--- Exercise ---
Copy each line of the records that holds the string "domain".

Entries from a dataset of interfaces

......

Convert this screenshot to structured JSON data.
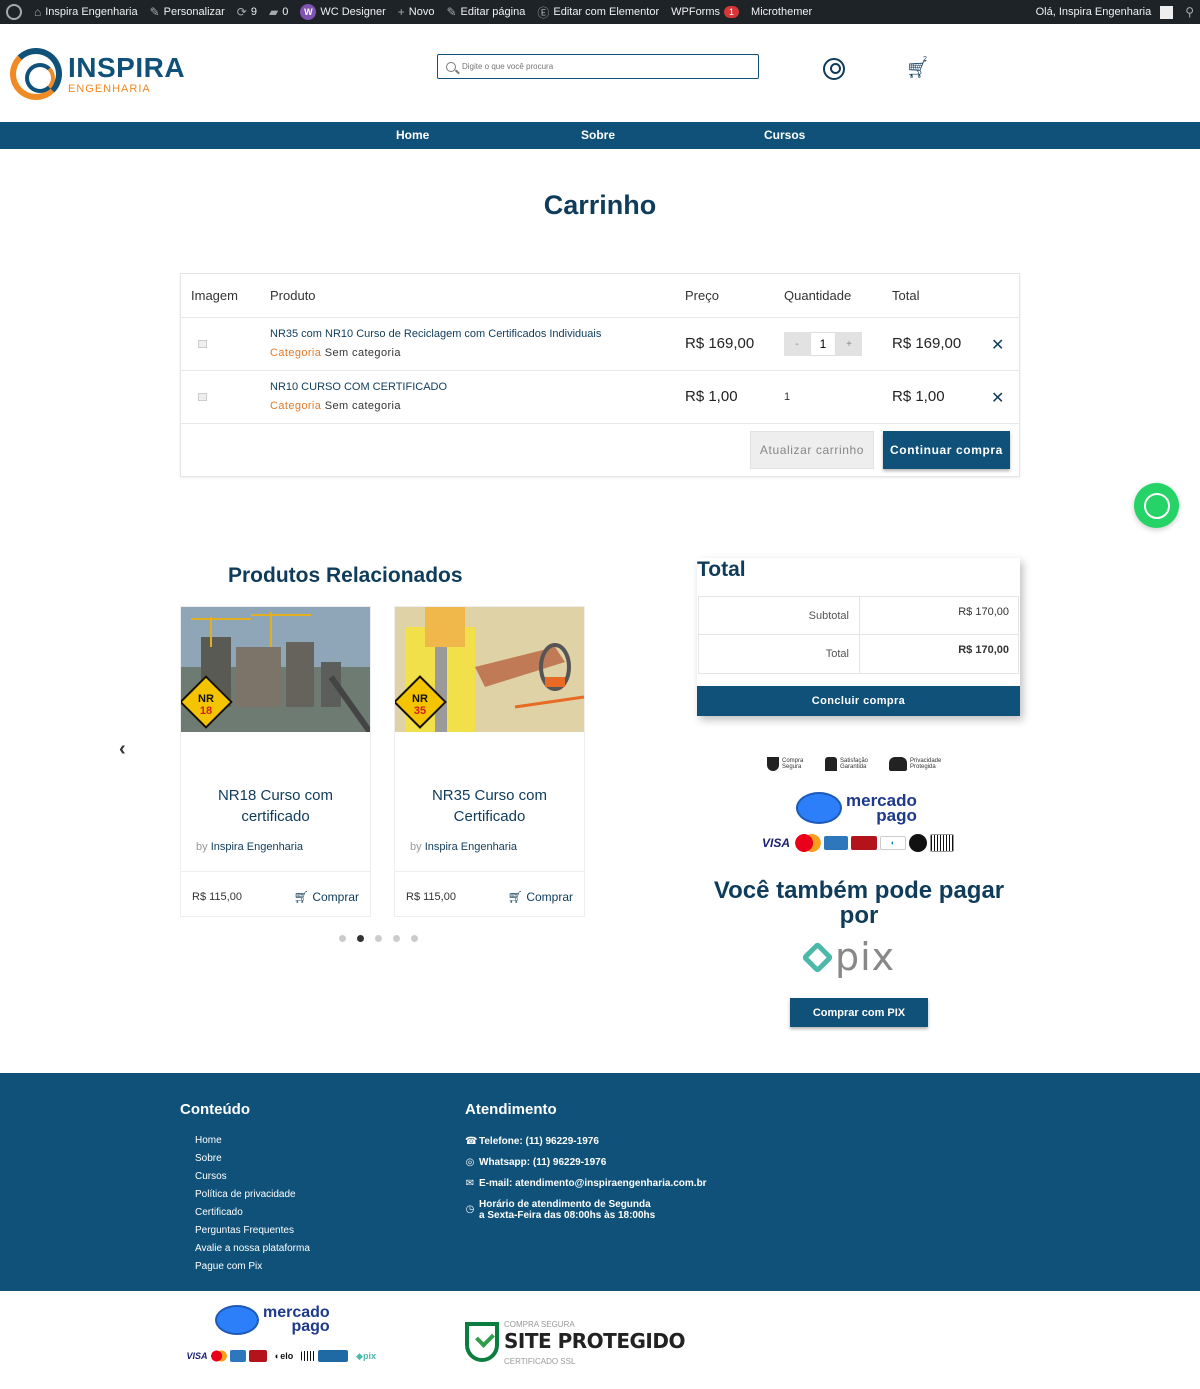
{
  "adminbar": {
    "site": "Inspira Engenharia",
    "personalize": "Personalizar",
    "updates": "9",
    "comments": "0",
    "wc_designer": "WC Designer",
    "new": "Novo",
    "edit_page": "Editar página",
    "edit_elementor": "Editar com Elementor",
    "wpforms": "WPForms",
    "wpforms_badge": "1",
    "microthemer": "Microthemer",
    "greeting": "Olá, Inspira Engenharia"
  },
  "header": {
    "logo_name": "INSPIRA",
    "logo_sub": "ENGENHARIA",
    "search_placeholder": "Digite o que você procura",
    "cart_count": "2"
  },
  "nav": {
    "items": [
      "Home",
      "Sobre",
      "Cursos"
    ]
  },
  "page": {
    "title": "Carrinho"
  },
  "cart": {
    "headers": {
      "image": "Imagem",
      "product": "Produto",
      "price": "Preço",
      "quantity": "Quantidade",
      "total": "Total"
    },
    "category_label": "Categoria",
    "items": [
      {
        "name": "NR35 com NR10 Curso de Reciclagem com Certificados Individuais",
        "category": "Sem categoria",
        "price": "R$ 169,00",
        "quantity": "1",
        "total": "R$ 169,00",
        "qty_minus": "-",
        "qty_plus": "+"
      },
      {
        "name": "NR10 CURSO COM CERTIFICADO",
        "category": "Sem categoria",
        "price": "R$ 1,00",
        "quantity": "1",
        "total": "R$ 1,00"
      }
    ],
    "remove_symbol": "✕",
    "update_label": "Atualizar carrinho",
    "continue_label": "Continuar compra"
  },
  "related": {
    "title": "Produtos Relacionados",
    "by_label": "by",
    "products": [
      {
        "title": "NR18 Curso com certificado",
        "badge_top": "NR",
        "badge_num": "18",
        "vendor": "Inspira Engenharia",
        "price": "R$ 115,00",
        "buy": "Comprar"
      },
      {
        "title": "NR35 Curso com Certificado",
        "badge_top": "NR",
        "badge_num": "35",
        "vendor": "Inspira Engenharia",
        "price": "R$ 115,00",
        "buy": "Comprar"
      }
    ],
    "active_dot": 1,
    "dot_count": 5
  },
  "totals": {
    "title": "Total",
    "subtotal_label": "Subtotal",
    "subtotal_value": "R$ 170,00",
    "total_label": "Total",
    "total_value": "R$ 170,00",
    "finish_label": "Concluir compra"
  },
  "trust": {
    "secure": [
      "Compra",
      "Segura"
    ],
    "satisfaction": [
      "Satisfação",
      "Garantida"
    ],
    "privacy": [
      "Privacidade",
      "Protegida"
    ]
  },
  "payments": {
    "mp_line1": "mercado",
    "mp_line2": "pago",
    "pix_heading": "Você também pode pagar por",
    "pix_word": "pix",
    "pix_button": "Comprar com PIX"
  },
  "footer": {
    "content_title": "Conteúdo",
    "links": [
      "Home",
      "Sobre",
      "Cursos",
      "Política de privacidade",
      "Certificado",
      "Perguntas Frequentes",
      "Avalie a nossa plataforma",
      "Pague com Pix"
    ],
    "support_title": "Atendimento",
    "phone": "Telefone: (11) 96229-1976",
    "whatsapp": "Whatsapp: (11) 96229-1976",
    "email": "E-mail: atendimento@inspiraengenharia.com.br",
    "hours_1": "Horário de atendimento de Segunda",
    "hours_2": "a Sexta-Feira das 08:00hs às 18:00hs"
  },
  "ssl": {
    "top": "COMPRA SEGURA",
    "main": "SITE PROTEGIDO",
    "bottom": "CERTIFICADO SSL"
  },
  "colors": {
    "primary": "#0f5178",
    "accent": "#f08a24",
    "whatsapp": "#25d366"
  }
}
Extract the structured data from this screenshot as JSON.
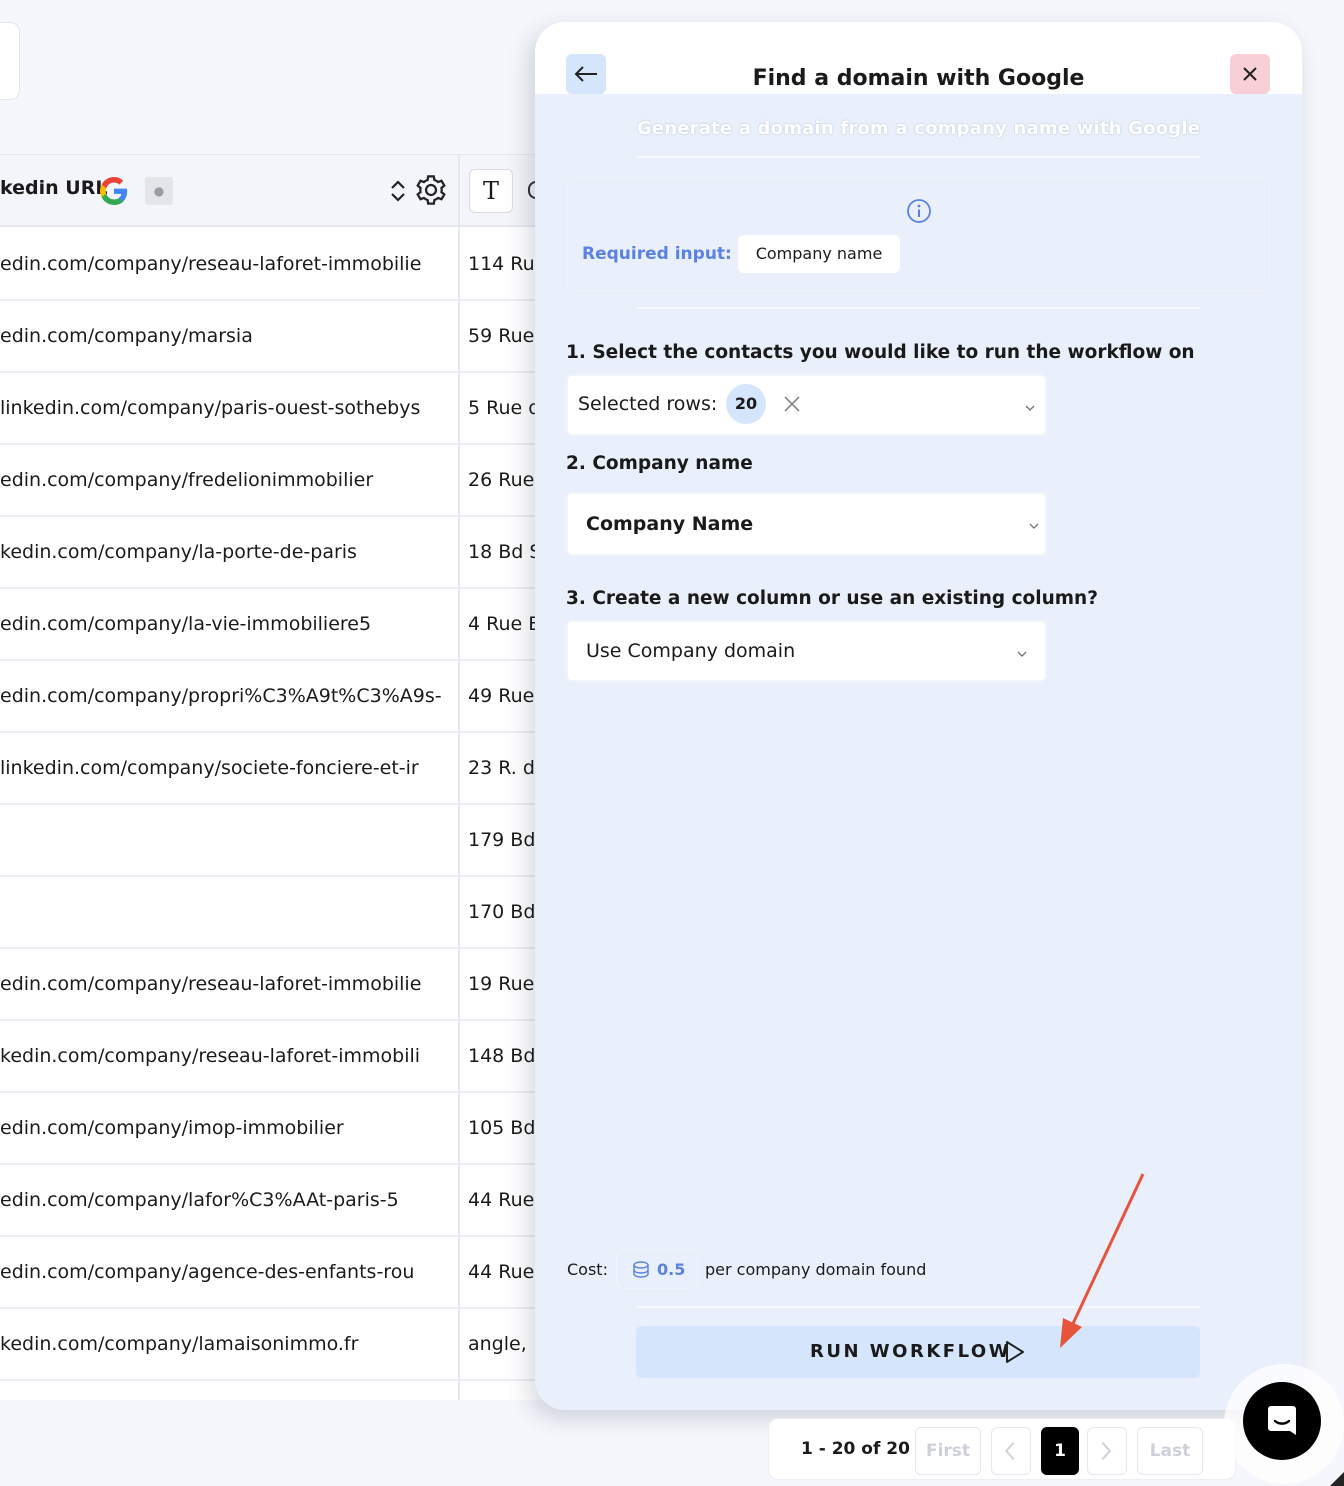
{
  "table": {
    "header_title": "kedin URL",
    "t_button": "T",
    "rows": [
      {
        "url": "edin.com/company/reseau-laforet-immobilie",
        "address": "114 Rue"
      },
      {
        "url": "edin.com/company/marsia",
        "address": "59 Rue"
      },
      {
        "url": "linkedin.com/company/paris-ouest-sothebys",
        "address": "5 Rue d"
      },
      {
        "url": "edin.com/company/fredelionimmobilier",
        "address": "26 Rue"
      },
      {
        "url": "kedin.com/company/la-porte-de-paris",
        "address": "18 Bd S"
      },
      {
        "url": "edin.com/company/la-vie-immobiliere5",
        "address": "4 Rue E"
      },
      {
        "url": "edin.com/company/propri%C3%A9t%C3%A9s-",
        "address": "49 Rue"
      },
      {
        "url": "linkedin.com/company/societe-fonciere-et-ir",
        "address": "23 R. de"
      },
      {
        "url": "",
        "address": "179 Bd"
      },
      {
        "url": "",
        "address": "170 Bd"
      },
      {
        "url": "edin.com/company/reseau-laforet-immobilie",
        "address": "19 Rue"
      },
      {
        "url": "kedin.com/company/reseau-laforet-immobili",
        "address": "148 Bd"
      },
      {
        "url": "edin.com/company/imop-immobilier",
        "address": "105 Bd"
      },
      {
        "url": "edin.com/company/lafor%C3%AAt-paris-5",
        "address": "44 Rue"
      },
      {
        "url": "edin.com/company/agence-des-enfants-rou",
        "address": "44 Rue"
      },
      {
        "url": "kedin.com/company/lamaisonimmo.fr",
        "address": "angle,"
      }
    ]
  },
  "panel": {
    "title": "Find a domain with Google",
    "subtitle": "Generate a domain from a company name with Google",
    "required_label": "Required input:",
    "required_value": "Company name",
    "step1_label": "1. Select the contacts you would like to run the workflow on",
    "step1_text": "Selected rows:",
    "step1_count": "20",
    "step2_label": "2. Company name",
    "step2_value": "Company Name",
    "step3_label": "3. Create a new column or use an existing column?",
    "step3_value": "Use Company domain",
    "cost_label": "Cost:",
    "cost_value": "0.5",
    "cost_suffix": "per company domain found",
    "run_label": "RUN WORKFLOW"
  },
  "pagination": {
    "range": "1 - 20 of 20",
    "first": "First",
    "page": "1",
    "last": "Last"
  },
  "colors": {
    "accent": "#5a82e2",
    "panel_bg": "#e9effb",
    "button_bg": "#d5e5fb",
    "close_bg": "#f7cfd6",
    "arrow": "#e8533c"
  }
}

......

--- Answer box ---
    "title": "Find a domain with Google",
    "subtitle": "Generate a domain from a company name with Google",
    "step3_value": "Use Company domain",
    "cost_suffix": "per company domain found",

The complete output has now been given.